Data records for software interfaces:
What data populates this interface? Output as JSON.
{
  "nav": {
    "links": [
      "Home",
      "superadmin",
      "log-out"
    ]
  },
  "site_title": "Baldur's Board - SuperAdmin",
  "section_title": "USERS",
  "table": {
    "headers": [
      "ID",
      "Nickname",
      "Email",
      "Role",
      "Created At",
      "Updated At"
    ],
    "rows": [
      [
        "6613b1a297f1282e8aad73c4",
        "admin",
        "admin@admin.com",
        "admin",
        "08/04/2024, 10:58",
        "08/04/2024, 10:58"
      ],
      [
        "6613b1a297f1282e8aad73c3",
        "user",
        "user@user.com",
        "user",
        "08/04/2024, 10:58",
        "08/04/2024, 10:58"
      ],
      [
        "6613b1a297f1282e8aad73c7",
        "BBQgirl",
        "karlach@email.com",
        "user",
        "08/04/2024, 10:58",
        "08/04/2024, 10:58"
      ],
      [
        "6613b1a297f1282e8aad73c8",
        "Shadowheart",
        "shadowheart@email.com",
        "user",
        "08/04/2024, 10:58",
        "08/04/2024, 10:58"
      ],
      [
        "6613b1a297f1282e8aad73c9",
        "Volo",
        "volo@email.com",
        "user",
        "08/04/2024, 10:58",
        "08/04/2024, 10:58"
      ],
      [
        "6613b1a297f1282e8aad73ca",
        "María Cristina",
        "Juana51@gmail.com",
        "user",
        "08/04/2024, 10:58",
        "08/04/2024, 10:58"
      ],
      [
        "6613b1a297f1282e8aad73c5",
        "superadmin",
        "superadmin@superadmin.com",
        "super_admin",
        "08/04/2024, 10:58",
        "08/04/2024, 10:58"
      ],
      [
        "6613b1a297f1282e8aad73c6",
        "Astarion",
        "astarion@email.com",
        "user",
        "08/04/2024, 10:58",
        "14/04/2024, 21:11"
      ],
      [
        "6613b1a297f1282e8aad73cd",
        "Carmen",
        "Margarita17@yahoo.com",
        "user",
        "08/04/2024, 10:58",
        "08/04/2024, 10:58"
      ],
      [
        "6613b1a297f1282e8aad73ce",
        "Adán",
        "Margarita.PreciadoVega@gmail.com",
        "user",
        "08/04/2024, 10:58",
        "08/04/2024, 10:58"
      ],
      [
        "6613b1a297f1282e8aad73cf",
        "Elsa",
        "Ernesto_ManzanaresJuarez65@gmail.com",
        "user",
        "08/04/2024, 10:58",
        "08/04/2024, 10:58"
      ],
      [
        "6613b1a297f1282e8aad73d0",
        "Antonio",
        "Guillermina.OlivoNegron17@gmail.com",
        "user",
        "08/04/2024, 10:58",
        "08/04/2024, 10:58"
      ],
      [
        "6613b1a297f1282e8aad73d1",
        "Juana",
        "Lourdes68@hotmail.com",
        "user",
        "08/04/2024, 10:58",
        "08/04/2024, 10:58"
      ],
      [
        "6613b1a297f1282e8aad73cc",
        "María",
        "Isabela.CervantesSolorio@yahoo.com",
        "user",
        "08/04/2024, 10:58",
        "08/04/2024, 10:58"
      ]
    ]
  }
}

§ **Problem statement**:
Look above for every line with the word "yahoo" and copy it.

§ **Answer below**:
        "Margarita17@yahoo.com",
        "Isabela.CervantesSolorio@yahoo.com",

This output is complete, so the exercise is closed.